It was early evening when we finally pulled into Klenova Castle’s mighty camping area. It was not an easy sight to miss because the rolling green hills surrounding the castle were covered in rally cars with tents set up between them. Sprinkled throughout were ralliers dressed up to match the theme of the party—Jules Verne, the ultimate adventurer.
We parked our tiny red car near the Aussies, whom we’d met at Goodwood and the rally launch, and quickly set up camp. Before the tents were even up we had people tossing booze around and a great huff went up to find a bottle opener for the wine. We finished setting up camp and put on our costumes– which consisted of British boiler hats and scarves. We’re not that imaginative, it turns out.
The gates opened at 7pm, so we headed up to the castle to see what treats beheld us there. Already a woman on stilts was amusing people with her hoola-hoop, and a giant was ushering people over for pictures. Another entertainer was a flame thrower and juggler, and they walked around the tents impressing people (amazingly, no tents caught fire!).
At the gates of the castle we were met with an even stranger sight, two men dressed as soldiers barred the gates. “No booze inside.” This suddenly explained the huge throng of people milling about with beers. We opened our wine and set up near a tree to finish our drinks and head inside. We were slightly above the entrance on a hill and from that vantage point could see everyone as they came up the hill. There were mostly men at the party (mostly men in the rally, also) and they came up the hill in drag.

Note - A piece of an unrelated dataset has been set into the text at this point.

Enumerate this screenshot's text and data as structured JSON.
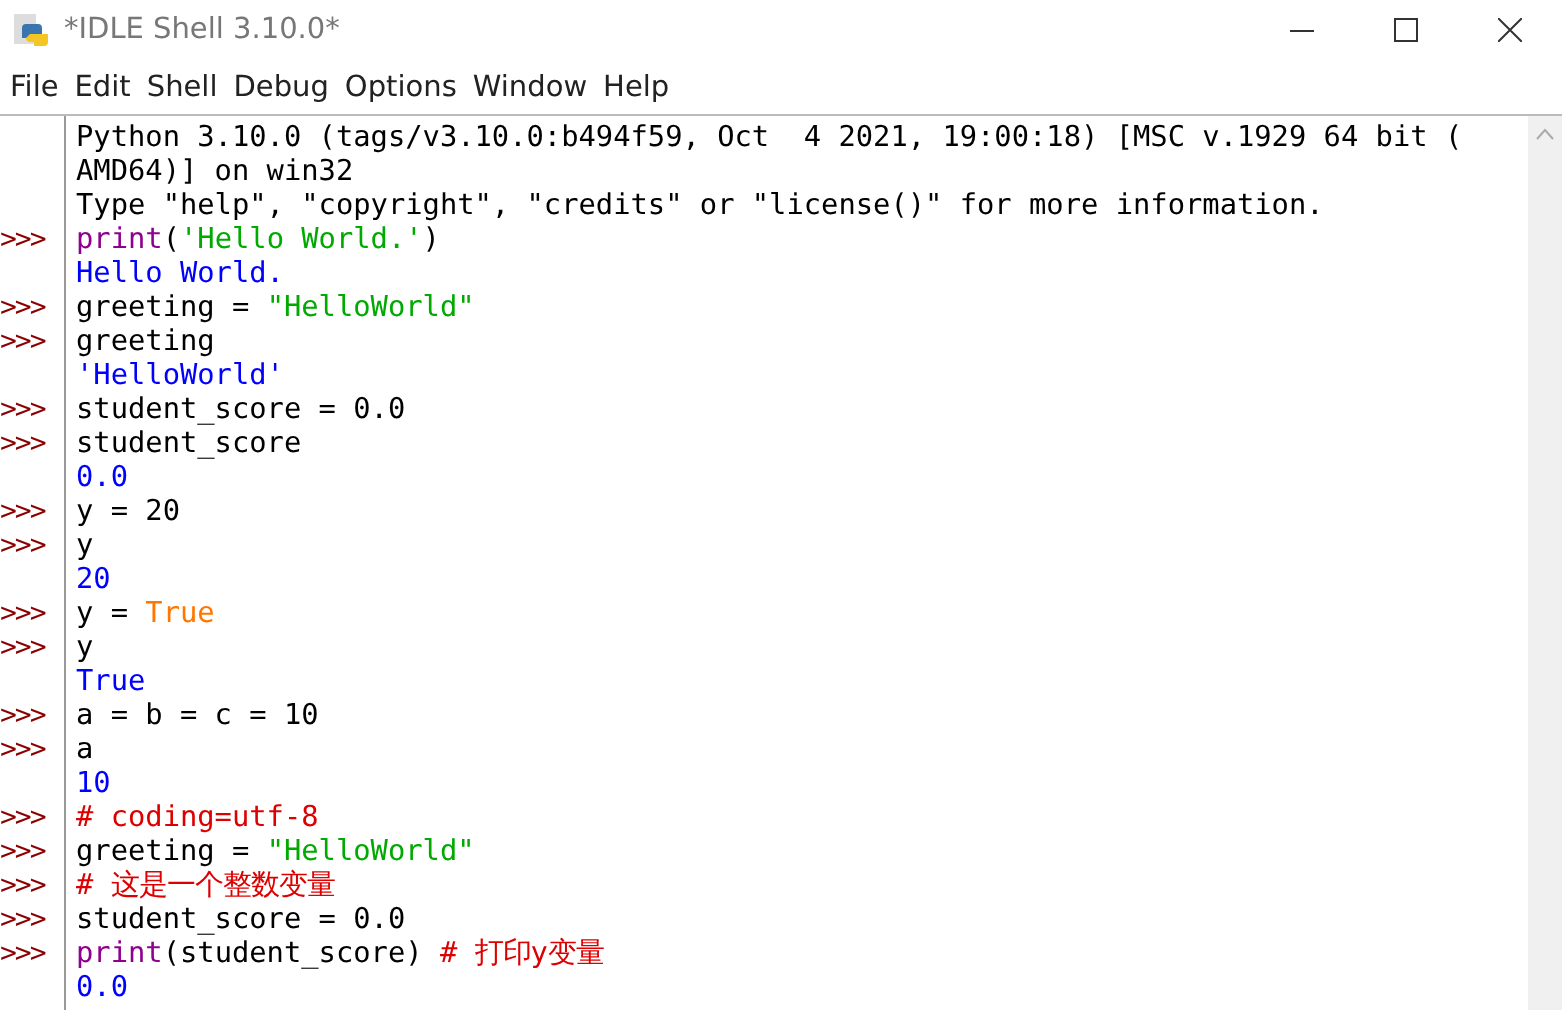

Almost every male in the area was in a bikini for some reason, although a few had more inspired costumes. I snapped pictures (no one here will ever be able to run for office, that’s for sure) and eventually a small group had converged with us to watch the party unfold. Two Canadians, an Aussie and a few Brits milled around with us, drinking merrily and talking about the upcoming adventure. Spirits were high and everyone was jovial, it was going to be a fun night.
Eventually, we headed inside. A line near the entrance indicated free food, so we jumped in. Free lamb, kielbasa, salad, bread and all manner of other delicacies awaited us. It was delicious and the most food we’d eaten since our friend in London took us out to a fancy Lebanese dinner. Free gin was provided, and we learned Brits have cucumber instead of lime in theirs Gin Tonics. Odd people, those Brits.
Music kicked in, and we found chambers of parties all around us. One den in the castle for hip hop, one for blues, one for rap, for dance music, etc. We watched the main stage for awhile– three women dressed as sailors singing Russian pop songs– and then chatted with people around us, including Mario and Luigi look-alikes and a group of people in Borat neon-green thongs. Don’t ask. I found the dance tent and set about showing those Brits how it was really done. Mike, who never dances, even joined the party as we did the robot as a group and then salsa dancing to Eminem rap. It was completely dark when we left the dance tent.
Back at the campground we found a nearly nude man laying in the field. He couldn’t see so we helped him to his tent. “do you know which one is your tent?” I asked. “it’s the green one” he said. I pointed at a few green tents with a flashlight and eventually he crawled in one. Satisfied, I headed to my tent only to see him come back out of the tent some ten minutes later saying “I don’t think that’s my tent!”
In the morning, I unzipped my tent to find a disaster area. People had bottles everywhere, trash was in piles, people had made camp fires near their cars, and some still smoldered. Whatever genius organized the rally had only two porta-potties for all of us (200+ people) so they were not usable, and the water tanks had long since emptied. The castle was closed. We packed up, cleaned up our area and hit the road with a few other teams heading to Prague. It had been an amazing party in the hills of Czech, and certainly renting out a castle gives you mad street cred.